Kozhikode (Kerala): Accusing opposition parties for propagating a “distorted definition” of secularism, Prime Minister Narendra Modi on Sunday invoked Jan Sangh ideologue Deendayal Upadhyaya to say that Muslims should not be treated as mere tools to garner votes nor neglected but should be treated as “own”.
Addressing the National Council meet, he vowed his commitment to his call for “Sabka Saath, Sabka Vikas” and also pitched for electoral reforms by advocating simultaneous elections of the Lok Sabha and the state assemblies.
“At a time when ‘vikrat paribhasha (distorted definition)’ of secularism is being propagated in the country and even patriotism is cursed, what should be the way to see towards Muslims?” Modi asked and recalled that long back, Upadhyaya, founding father of the Jan Sangh — the predecessor of the BJP — had said that Muslims should not be mere tools to garner votes nor neglected.
“Don’t reward nor rebuke Muslims but refine them. They are not items of vote market nor are they substance of hate. Treat them as your own,” Modi quoted Upadhyaya as saying.
“It is in this context, we have launched our developmental programmes based on the spirit of Sabka Saath, Sabka Vikas,” Modi said, adding this was not a mere slogan for his government but a commitment.
“When we talk of this idea, we talk about the last man standing in the queue… we need to empower them socially and economically. The union government is moving ahead with the vision and will now much be focussed towards it.”
Modi also stressed the need for creating an alternate politics as advocated by Upadhyaya who had always suggested that no section of people should be left neglected or considered as tools to garner votes.
“We have always tried to uphold his principles and today we again pledge ourselves to rededicate for the cause of such inclusive development,” he said.
He said it was high time we extended a helping hand to the last man — the poorest man in each corner of the country.
Reissuing his call for electoral reforms, Modi said it was imperative to strengthen democracy.

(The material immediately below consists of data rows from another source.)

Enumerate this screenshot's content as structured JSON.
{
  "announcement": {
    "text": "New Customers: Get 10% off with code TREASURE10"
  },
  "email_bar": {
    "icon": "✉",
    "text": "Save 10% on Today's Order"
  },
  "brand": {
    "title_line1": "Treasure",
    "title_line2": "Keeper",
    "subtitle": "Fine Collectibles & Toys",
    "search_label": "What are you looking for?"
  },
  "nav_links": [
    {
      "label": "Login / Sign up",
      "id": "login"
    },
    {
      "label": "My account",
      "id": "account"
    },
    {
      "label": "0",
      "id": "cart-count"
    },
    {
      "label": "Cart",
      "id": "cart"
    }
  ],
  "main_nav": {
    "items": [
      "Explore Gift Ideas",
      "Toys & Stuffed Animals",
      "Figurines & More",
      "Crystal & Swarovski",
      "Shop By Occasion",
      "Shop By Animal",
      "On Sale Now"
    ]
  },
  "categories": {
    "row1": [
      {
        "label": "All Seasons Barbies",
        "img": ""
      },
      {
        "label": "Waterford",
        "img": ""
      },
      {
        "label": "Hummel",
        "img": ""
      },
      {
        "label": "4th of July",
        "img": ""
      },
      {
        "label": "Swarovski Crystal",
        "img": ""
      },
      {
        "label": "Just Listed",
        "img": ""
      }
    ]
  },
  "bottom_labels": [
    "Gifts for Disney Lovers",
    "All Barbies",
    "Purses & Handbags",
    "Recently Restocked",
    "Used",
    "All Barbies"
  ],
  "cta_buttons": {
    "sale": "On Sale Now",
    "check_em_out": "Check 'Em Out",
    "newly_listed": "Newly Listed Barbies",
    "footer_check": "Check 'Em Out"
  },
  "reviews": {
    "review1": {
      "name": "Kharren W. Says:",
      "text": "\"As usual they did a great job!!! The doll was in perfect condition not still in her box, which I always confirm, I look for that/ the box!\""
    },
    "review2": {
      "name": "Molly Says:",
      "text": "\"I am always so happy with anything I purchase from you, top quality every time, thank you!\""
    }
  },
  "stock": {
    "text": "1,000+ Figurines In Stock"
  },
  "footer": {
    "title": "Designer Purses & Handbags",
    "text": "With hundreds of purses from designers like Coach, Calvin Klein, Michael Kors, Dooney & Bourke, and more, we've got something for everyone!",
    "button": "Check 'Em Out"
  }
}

“I think this is time to bring about electoral reforms. In the centenary year of Pandit Deendayal Upadhyaya, we can organise seminars across the country on electoral reforms,” he said.
“At least we should start brainstorming the issue, and we will see what amrit (nectar) will come out of this churning,” he said.
“To strengthen the roots of democracy, we will have to bring about electoral reforms, we will have to add a few new things, have to delete a few obsolete things from the electoral procedures,” he said.
He said that even members from other political parties have been asking him to bring about electoral reforms, but it would be better if changes emerged after thorough brainstorming.
This was at least the third time in as many months that the Prime Minister has called for electoral reforms.
Modi also announced that India will ratify the 21st Conference of Parties (CoP) protocol on combating climate change on the occasion of Mahatma Gandhi’s birth anniversary on October 2.
“Now the time has come to ratify the COP21 protocol. India will do it on Gandhi Jayanti on October 2,” he said, noting Gandhi lived his life with a minimum “Carbon footprint”.
It was also on October 2 last year that India had submitted its action plan, called the ‘Intended Nationally Determined Contribution’, to the United Nations Framework Convention on Climate Change (UNFCCC), which eventually led to a deal at COP 21 in Paris in December 2015.
Earlier, paying tributes to Upadhyaya, the Prime Minister asked if politicians today can change Indian politics by following his ideals.
“Through our thinking and conduct, can we change people’s perception towards politicians? Can we become symbols of the ideals of Pandit Deendayal?” Modi said, adding that Upadhyaya gave the mantra that the Indian politics should be rooted in Indian culture.